U.S. Senate The World’s Greatest Deliberative Body
My friend and former colleague Steven Taylor offers what he terms “An Extremely Modest Proposal in Regards to the Senate.” Rather than filibusters and holds,
How about if a Senator has a reason to object to a given nominee that said Senator would, oh I don’t know, maybe take the floor and try to, well, persuade the other Senators that the nominee is, well, not worthy of the job. If one’s argument and evidence is powerful enough, perhaps one could actually form a majority contra the nominee.
If one’s preference is for democracy and efficiency over obstructionism and petty partisanship, Steven’s proposal has a certain appeal.
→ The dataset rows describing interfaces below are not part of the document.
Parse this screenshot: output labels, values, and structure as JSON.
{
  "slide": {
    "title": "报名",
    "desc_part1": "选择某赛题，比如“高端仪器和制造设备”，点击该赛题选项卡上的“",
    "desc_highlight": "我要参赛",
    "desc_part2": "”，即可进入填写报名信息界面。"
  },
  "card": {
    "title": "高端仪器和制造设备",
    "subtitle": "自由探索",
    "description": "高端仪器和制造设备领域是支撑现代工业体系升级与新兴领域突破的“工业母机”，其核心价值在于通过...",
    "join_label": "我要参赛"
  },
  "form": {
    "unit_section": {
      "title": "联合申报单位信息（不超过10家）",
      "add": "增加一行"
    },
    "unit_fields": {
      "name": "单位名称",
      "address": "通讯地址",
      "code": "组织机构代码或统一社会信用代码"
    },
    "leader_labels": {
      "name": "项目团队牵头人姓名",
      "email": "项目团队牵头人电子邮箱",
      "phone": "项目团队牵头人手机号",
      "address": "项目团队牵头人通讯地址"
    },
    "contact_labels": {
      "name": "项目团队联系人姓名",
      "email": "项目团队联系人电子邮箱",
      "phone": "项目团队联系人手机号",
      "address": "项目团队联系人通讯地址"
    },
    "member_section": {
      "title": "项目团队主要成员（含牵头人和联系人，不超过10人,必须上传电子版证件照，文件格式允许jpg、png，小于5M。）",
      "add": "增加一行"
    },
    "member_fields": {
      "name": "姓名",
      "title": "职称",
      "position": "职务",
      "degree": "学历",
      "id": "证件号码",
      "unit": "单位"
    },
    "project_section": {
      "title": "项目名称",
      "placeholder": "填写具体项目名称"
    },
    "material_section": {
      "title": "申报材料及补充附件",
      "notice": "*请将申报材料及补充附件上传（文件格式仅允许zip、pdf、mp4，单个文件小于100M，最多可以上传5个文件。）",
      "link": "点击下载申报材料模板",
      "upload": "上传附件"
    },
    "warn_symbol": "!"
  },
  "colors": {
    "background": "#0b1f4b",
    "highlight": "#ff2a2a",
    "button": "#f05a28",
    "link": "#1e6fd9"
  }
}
If your inclination is for very limited governance and extreme deference to the rights of the minority, not so much.
My longstanding position — likely developed during the Clinton administration but maintained through the Republican administration of George W. Bush and the return of Democratic governance under Barack Obama — has been that the filibuster and similar extra-constitutional supermajority requirements should be reserved for truly game-changing legislation.
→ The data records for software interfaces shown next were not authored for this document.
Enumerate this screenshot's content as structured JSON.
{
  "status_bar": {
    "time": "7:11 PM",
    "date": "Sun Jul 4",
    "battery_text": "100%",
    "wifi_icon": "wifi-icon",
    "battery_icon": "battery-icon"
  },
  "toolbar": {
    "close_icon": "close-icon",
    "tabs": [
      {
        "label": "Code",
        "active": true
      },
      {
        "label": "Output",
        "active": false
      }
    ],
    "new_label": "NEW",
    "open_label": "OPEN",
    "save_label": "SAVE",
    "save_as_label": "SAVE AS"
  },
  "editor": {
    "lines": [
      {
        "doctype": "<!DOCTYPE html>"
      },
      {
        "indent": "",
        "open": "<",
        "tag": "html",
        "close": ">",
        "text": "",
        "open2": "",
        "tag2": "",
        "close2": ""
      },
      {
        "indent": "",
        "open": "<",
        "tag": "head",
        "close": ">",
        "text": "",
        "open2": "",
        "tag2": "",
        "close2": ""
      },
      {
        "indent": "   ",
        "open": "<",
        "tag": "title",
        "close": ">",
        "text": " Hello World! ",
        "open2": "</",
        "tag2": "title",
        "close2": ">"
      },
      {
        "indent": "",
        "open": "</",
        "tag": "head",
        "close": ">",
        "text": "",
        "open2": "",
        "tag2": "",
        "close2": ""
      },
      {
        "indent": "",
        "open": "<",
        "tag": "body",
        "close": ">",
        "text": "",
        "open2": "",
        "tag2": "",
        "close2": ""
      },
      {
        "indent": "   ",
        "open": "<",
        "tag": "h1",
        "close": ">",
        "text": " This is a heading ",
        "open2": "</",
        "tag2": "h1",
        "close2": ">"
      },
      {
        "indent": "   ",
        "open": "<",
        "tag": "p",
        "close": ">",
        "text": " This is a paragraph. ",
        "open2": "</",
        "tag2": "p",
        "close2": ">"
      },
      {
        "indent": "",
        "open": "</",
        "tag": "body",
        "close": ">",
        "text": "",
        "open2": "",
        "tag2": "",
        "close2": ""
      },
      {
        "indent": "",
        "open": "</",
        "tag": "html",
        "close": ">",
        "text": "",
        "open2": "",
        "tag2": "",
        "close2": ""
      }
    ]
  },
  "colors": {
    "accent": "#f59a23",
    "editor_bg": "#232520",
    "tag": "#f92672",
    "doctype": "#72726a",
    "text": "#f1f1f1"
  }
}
Presidents should get extreme deference on nominations for executive office and other non-lifetime appointments because the Senate’s role is merely supervisory — to ensure that those chosen are qualified to serve. For judgeships and other lifetime or very-long-term appointments (say, the FBI Director) Senators should take a more active role but, at the end of the day, the nominees should get an up-or-down straight majority vote. (Although I’m fine with the informal ability of Senators from a state that a federal district or appeals court judge would have jurisdiction over to have an effective veto, since it’s in keeping with the Senate’s historical role as representing states, not just people.)
As a practical matter, though, it’s nearly impossible to enforce these rules. Once a precedent of politicizing a nomination is established, it naturally gets cited the next time the partisan shoe is on the other foot. And the arguments of conservative Republicans as to unfitness would have to be extraordinarily good, indeed, to sway enough of the 59 Democratic Senators to vote against the nominee of a Democratic president.
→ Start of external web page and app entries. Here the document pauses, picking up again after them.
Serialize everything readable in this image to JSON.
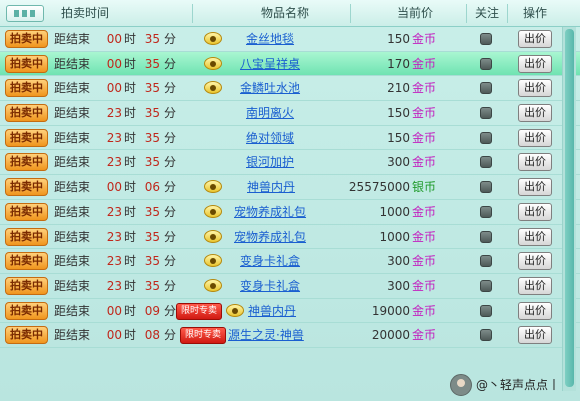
{
  "header": {
    "col_time": "拍卖时间",
    "col_name": "物品名称",
    "col_price": "当前价",
    "col_watch": "关注",
    "col_action": "操作"
  },
  "rows": [
    {
      "status": "拍卖中",
      "remain_label": "距结束",
      "hours": "00",
      "hour_unit": "时",
      "minutes": "35",
      "min_unit": "分",
      "name": "金丝地毯",
      "price": "150",
      "currency": "金币",
      "bid": "出价",
      "eye": true
    },
    {
      "status": "拍卖中",
      "remain_label": "距结束",
      "hours": "00",
      "hour_unit": "时",
      "minutes": "35",
      "min_unit": "分",
      "name": "八宝呈祥桌",
      "price": "170",
      "currency": "金币",
      "bid": "出价",
      "eye": true
    },
    {
      "status": "拍卖中",
      "remain_label": "距结束",
      "hours": "00",
      "hour_unit": "时",
      "minutes": "35",
      "min_unit": "分",
      "name": "金鳞吐水池",
      "price": "210",
      "currency": "金币",
      "bid": "出价",
      "eye": true
    },
    {
      "status": "拍卖中",
      "remain_label": "距结束",
      "hours": "23",
      "hour_unit": "时",
      "minutes": "35",
      "min_unit": "分",
      "name": "南明离火",
      "price": "150",
      "currency": "金币",
      "bid": "出价",
      "eye": false
    },
    {
      "status": "拍卖中",
      "remain_label": "距结束",
      "hours": "23",
      "hour_unit": "时",
      "minutes": "35",
      "min_unit": "分",
      "name": "绝对领域",
      "price": "150",
      "currency": "金币",
      "bid": "出价",
      "eye": false
    },
    {
      "status": "拍卖中",
      "remain_label": "距结束",
      "hours": "23",
      "hour_unit": "时",
      "minutes": "35",
      "min_unit": "分",
      "name": "银河加护",
      "price": "300",
      "currency": "金币",
      "bid": "出价",
      "eye": false
    },
    {
      "status": "拍卖中",
      "remain_label": "距结束",
      "hours": "00",
      "hour_unit": "时",
      "minutes": "06",
      "min_unit": "分",
      "name": "神兽内丹",
      "price": "25575000",
      "currency": "银币",
      "bid": "出价",
      "eye": true
    },
    {
      "status": "拍卖中",
      "remain_label": "距结束",
      "hours": "23",
      "hour_unit": "时",
      "minutes": "35",
      "min_unit": "分",
      "name": "宠物养成礼包",
      "price": "1000",
      "currency": "金币",
      "bid": "出价",
      "eye": true
    },
    {
      "status": "拍卖中",
      "remain_label": "距结束",
      "hours": "23",
      "hour_unit": "时",
      "minutes": "35",
      "min_unit": "分",
      "name": "宠物养成礼包",
      "price": "1000",
      "currency": "金币",
      "bid": "出价",
      "eye": true
    },
    {
      "status": "拍卖中",
      "remain_label": "距结束",
      "hours": "23",
      "hour_unit": "时",
      "minutes": "35",
      "min_unit": "分",
      "name": "变身卡礼盒",
      "price": "300",
      "currency": "金币",
      "bid": "出价",
      "eye": true
    },
    {
      "status": "拍卖中",
      "remain_label": "距结束",
      "hours": "23",
      "hour_unit": "时",
      "minutes": "35",
      "min_unit": "分",
      "name": "变身卡礼盒",
      "price": "300",
      "currency": "金币",
      "bid": "出价",
      "eye": true
    },
    {
      "status": "拍卖中",
      "remain_label": "距结束",
      "hours": "00",
      "hour_unit": "时",
      "minutes": "09",
      "min_unit": "分",
      "name": "神兽内丹",
      "price": "19000",
      "currency": "金币",
      "bid": "出价",
      "eye": true,
      "tag": "限时专卖"
    },
    {
      "status": "拍卖中",
      "remain_label": "距结束",
      "hours": "00",
      "hour_unit": "时",
      "minutes": "08",
      "min_unit": "分",
      "name": "源生之灵·神兽",
      "price": "20000",
      "currency": "金币",
      "bid": "出价",
      "eye": false,
      "tag": "限时专卖"
    }
  ],
  "footer": {
    "username": "@丶轻声点点丨"
  },
  "colors": {
    "gold": "#c21fbf",
    "silver": "#1f9a2a",
    "highlight_row": "#6fe3b2"
  }
}
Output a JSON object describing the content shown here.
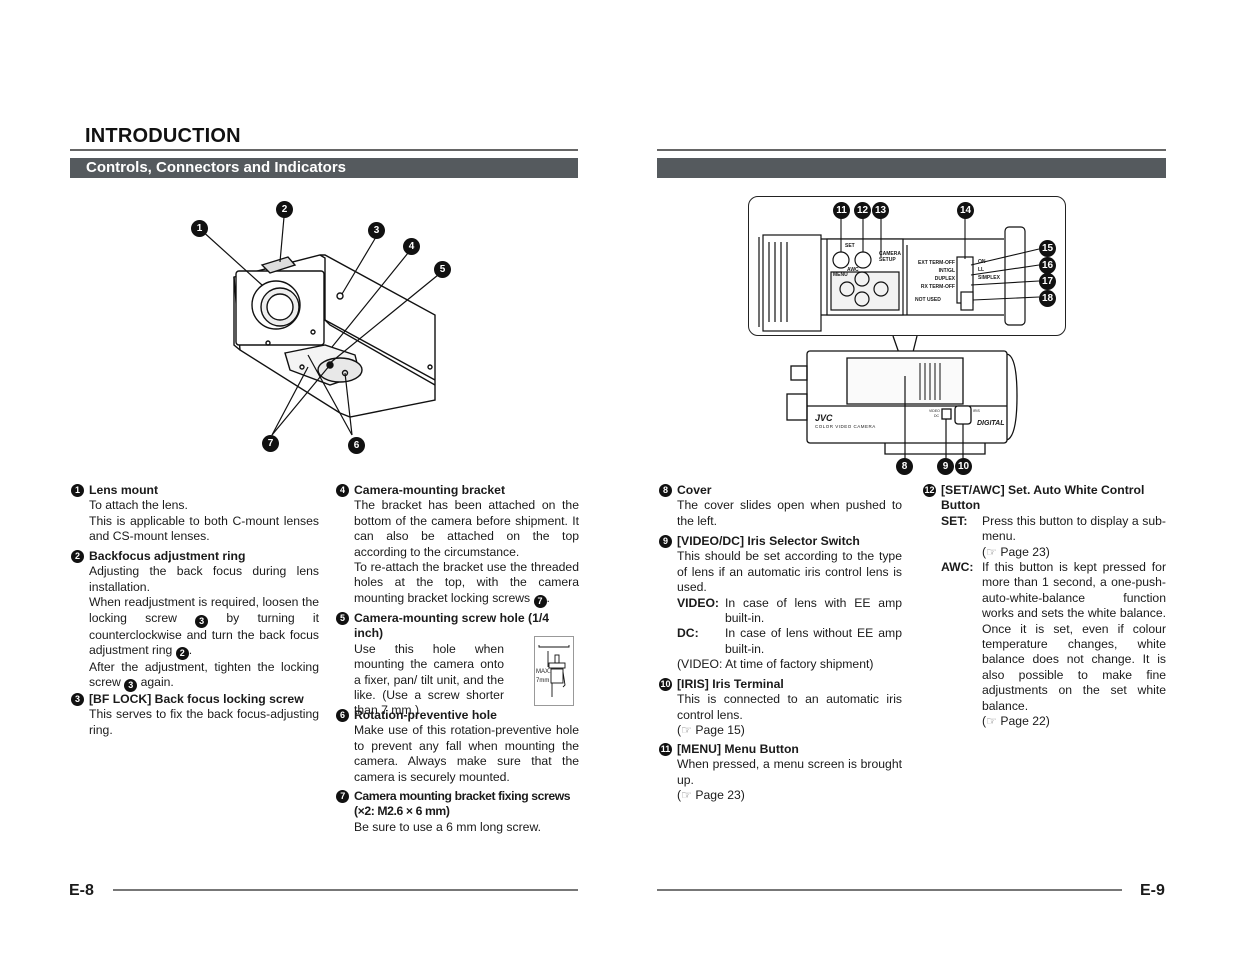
{
  "header": {
    "title": "INTRODUCTION",
    "section": "Controls, Connectors and Indicators"
  },
  "footer": {
    "left_page": "E-8",
    "right_page": "E-9"
  },
  "figures": {
    "front_callouts": [
      "1",
      "2",
      "3",
      "4",
      "5",
      "6",
      "7"
    ],
    "rear_callouts": [
      "8",
      "9",
      "10",
      "11",
      "12",
      "13",
      "14",
      "15",
      "16",
      "17",
      "18"
    ],
    "panel_labels": {
      "set": "SET",
      "awc": "AWC",
      "menu": "MENU",
      "camera_setup": "CAMERA SETUP",
      "ext_term": "EXT TERM-OFF",
      "intgl": "INT/GL",
      "duplex": "DUPLEX",
      "rx_term": "RX TERM-OFF",
      "not_used": "NOT USED",
      "on": "ON",
      "ll": "LL",
      "simplex": "SIMPLEX",
      "on2": "ON"
    },
    "body_labels": {
      "brand": "JVC",
      "model": "COLOR VIDEO CAMERA",
      "digital": "DIGITAL",
      "video": "VIDEO",
      "dc": "DC",
      "iris": "IRIS"
    },
    "screw_inset": {
      "max": "MAX.",
      "length": "7mm"
    }
  },
  "items": [
    {
      "num": "1",
      "title": "Lens mount",
      "paras": [
        "To attach the lens.",
        "This is applicable to both C-mount lenses and CS-mount lenses."
      ]
    },
    {
      "num": "2",
      "title": "Backfocus adjustment ring",
      "paras": [
        "Adjusting the back focus during lens installation.",
        "When readjustment is required, loosen the locking screw",
        "by turning it counterclockwise and turn the back focus adjustment ring",
        "After the adjustment, tighten the locking screw",
        "again."
      ]
    },
    {
      "num": "3",
      "title": "[BF LOCK] Back focus locking screw",
      "paras": [
        "This serves to fix the back focus-adjusting ring."
      ]
    },
    {
      "num": "4",
      "title": "Camera-mounting bracket",
      "paras": [
        "The bracket has been attached on the bottom of the camera before shipment. It can also be attached on the top according to the circumstance.",
        "To re-attach the bracket use the threaded holes at the top, with the camera mounting bracket locking screws"
      ]
    },
    {
      "num": "5",
      "title": "Camera-mounting screw hole (1/4 inch)",
      "paras": [
        "Use this hole when mounting the camera onto a fixer, pan/ tilt unit, and the like. (Use a screw shorter than 7 mm.)"
      ]
    },
    {
      "num": "6",
      "title": "Rotation-preventive hole",
      "paras": [
        "Make use of this rotation-preventive hole to prevent any fall when mounting the camera.  Always make sure that the camera is securely mounted."
      ]
    },
    {
      "num": "7",
      "title": "Camera mounting bracket fixing screws (×2: M2.6 × 6 mm)",
      "paras": [
        "Be sure to use a 6 mm long screw."
      ]
    },
    {
      "num": "8",
      "title": "Cover",
      "paras": [
        "The cover slides open when pushed to the left."
      ]
    },
    {
      "num": "9",
      "title": "[VIDEO/DC] Iris Selector Switch",
      "paras": [
        "This should be set according to the type of lens if an automatic iris control lens is used."
      ],
      "options": [
        {
          "key": "VIDEO:",
          "value": "In case of lens with EE amp built-in."
        },
        {
          "key": "DC:",
          "value": "In case of lens without EE amp built-in."
        }
      ],
      "note": "(VIDEO:  At time of factory shipment)"
    },
    {
      "num": "10",
      "title": "[IRIS] Iris Terminal",
      "paras": [
        "This is connected to an automatic iris control lens."
      ],
      "ref": "Page 15"
    },
    {
      "num": "11",
      "title": "[MENU] Menu Button",
      "paras": [
        "When pressed, a menu screen is brought up."
      ],
      "ref": "Page 23"
    },
    {
      "num": "12",
      "title": "[SET/AWC] Set. Auto White Control Button",
      "options": [
        {
          "key": "SET:",
          "value": "Press this button to display a sub-menu.",
          "ref": "Page 23"
        },
        {
          "key": "AWC:",
          "value": "If this button is kept pressed for more than 1 second, a one-push-auto-white-balance function works and sets the white balance.  Once it is set, even if colour temperature changes, white balance does not change. It is also possible to make fine adjustments on the set white balance.",
          "ref": "Page 22"
        }
      ]
    }
  ],
  "ref_icon": "pointing-hand-icon",
  "ref_glyph": "☞"
}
The modern era of party discipline is such that we may be past the time where persuasion is even possible.